— EXERCISE REQUIREMENTS —
Your answer should consist of each line from the data below that contains "name".

======== DATA EXCERPTS ========

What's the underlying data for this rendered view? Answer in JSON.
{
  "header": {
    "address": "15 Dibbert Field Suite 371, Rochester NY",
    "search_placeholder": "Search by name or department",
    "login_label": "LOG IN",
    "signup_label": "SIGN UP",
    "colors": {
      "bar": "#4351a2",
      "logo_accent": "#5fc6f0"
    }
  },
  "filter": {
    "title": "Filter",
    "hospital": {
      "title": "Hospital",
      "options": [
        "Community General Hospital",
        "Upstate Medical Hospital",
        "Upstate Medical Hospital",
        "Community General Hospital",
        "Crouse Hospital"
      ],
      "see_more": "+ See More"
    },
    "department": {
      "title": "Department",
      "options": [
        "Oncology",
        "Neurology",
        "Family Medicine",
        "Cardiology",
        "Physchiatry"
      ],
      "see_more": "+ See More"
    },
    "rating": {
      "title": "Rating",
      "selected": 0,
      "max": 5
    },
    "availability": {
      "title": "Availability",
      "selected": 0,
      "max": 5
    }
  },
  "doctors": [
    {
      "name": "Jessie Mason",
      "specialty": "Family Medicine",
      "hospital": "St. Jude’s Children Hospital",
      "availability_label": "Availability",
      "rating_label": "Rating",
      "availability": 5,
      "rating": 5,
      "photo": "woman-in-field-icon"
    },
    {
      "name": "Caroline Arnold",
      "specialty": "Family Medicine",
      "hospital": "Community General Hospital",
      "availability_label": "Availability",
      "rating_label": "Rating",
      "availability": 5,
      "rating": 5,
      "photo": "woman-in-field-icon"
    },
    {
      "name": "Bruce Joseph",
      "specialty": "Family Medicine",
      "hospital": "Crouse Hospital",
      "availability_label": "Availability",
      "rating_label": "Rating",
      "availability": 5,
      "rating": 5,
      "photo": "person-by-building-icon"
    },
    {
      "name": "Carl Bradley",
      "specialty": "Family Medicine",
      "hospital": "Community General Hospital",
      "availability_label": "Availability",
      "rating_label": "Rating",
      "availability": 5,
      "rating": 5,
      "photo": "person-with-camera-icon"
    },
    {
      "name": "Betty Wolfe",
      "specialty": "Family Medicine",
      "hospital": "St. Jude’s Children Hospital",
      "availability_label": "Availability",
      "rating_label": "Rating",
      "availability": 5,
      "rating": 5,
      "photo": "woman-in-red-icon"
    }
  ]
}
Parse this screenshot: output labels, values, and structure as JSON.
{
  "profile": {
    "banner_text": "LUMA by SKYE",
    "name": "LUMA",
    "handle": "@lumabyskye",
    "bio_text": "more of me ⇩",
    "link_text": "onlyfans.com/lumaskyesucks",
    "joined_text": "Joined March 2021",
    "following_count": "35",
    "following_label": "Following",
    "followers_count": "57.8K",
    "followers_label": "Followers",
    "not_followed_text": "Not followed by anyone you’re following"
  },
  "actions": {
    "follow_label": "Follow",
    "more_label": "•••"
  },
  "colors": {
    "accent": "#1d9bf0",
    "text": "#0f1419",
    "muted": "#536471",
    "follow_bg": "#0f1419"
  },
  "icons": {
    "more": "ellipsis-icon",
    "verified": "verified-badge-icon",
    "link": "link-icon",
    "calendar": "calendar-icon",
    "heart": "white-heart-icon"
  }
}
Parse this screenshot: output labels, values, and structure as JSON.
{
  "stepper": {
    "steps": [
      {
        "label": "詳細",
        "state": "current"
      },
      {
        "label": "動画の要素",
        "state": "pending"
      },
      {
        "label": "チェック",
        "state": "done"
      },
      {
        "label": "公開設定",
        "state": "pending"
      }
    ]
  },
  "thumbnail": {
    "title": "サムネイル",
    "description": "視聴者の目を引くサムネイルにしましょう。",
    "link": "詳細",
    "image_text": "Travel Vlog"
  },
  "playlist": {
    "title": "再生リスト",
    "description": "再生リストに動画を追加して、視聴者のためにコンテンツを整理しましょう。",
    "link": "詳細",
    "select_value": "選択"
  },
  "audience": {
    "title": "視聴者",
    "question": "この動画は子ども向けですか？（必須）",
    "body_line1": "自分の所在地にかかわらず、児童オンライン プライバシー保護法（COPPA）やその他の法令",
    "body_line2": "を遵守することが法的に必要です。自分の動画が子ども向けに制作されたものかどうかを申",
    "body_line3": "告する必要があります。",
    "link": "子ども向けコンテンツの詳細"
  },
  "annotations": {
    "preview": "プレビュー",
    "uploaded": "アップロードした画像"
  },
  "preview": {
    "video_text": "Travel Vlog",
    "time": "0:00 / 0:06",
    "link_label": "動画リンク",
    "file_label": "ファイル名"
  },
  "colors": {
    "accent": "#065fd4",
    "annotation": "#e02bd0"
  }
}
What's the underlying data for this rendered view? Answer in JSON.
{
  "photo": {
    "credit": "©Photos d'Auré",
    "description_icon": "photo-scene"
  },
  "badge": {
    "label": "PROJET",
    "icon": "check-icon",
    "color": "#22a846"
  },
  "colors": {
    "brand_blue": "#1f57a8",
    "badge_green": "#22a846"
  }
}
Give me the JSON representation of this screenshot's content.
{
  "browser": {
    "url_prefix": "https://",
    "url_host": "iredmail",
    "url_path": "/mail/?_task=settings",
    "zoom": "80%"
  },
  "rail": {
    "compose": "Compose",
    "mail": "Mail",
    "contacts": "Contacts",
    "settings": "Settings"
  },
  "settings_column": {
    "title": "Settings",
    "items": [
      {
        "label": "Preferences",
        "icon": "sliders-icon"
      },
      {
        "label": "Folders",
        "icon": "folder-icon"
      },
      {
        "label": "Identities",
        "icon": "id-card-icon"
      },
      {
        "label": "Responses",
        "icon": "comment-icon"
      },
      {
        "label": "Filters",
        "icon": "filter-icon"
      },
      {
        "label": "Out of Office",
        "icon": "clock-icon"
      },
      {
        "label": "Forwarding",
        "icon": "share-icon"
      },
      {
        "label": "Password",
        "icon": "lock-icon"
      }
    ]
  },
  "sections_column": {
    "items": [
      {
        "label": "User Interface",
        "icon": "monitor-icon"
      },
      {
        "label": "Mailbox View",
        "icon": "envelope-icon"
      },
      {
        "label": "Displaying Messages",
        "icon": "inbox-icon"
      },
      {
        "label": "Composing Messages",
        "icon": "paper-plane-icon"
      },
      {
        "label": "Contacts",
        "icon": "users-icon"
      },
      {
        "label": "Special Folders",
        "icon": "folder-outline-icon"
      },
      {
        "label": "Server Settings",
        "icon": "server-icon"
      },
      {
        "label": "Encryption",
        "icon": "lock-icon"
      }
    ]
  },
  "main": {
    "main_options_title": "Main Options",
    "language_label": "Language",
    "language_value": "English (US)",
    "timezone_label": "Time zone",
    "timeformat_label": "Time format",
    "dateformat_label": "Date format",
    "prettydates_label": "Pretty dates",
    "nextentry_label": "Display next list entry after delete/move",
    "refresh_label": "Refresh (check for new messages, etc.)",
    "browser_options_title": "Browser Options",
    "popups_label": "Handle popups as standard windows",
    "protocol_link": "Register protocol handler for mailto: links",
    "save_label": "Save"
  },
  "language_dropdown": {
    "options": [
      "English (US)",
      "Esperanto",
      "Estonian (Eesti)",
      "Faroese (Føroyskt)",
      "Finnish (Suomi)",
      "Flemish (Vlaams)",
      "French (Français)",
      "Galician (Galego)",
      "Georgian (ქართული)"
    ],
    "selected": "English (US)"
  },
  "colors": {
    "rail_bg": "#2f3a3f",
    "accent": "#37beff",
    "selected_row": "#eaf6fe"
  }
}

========

— RESULT OF THE EXERCISE —
    "search_placeholder": "Search by name or department",
      "name": "Jessie Mason",
      "name": "Caroline Arnold",
      "name": "Bruce Joseph",
      "name": "Carl Bradley",
      "name": "Betty Wolfe",
    "name": "LUMA",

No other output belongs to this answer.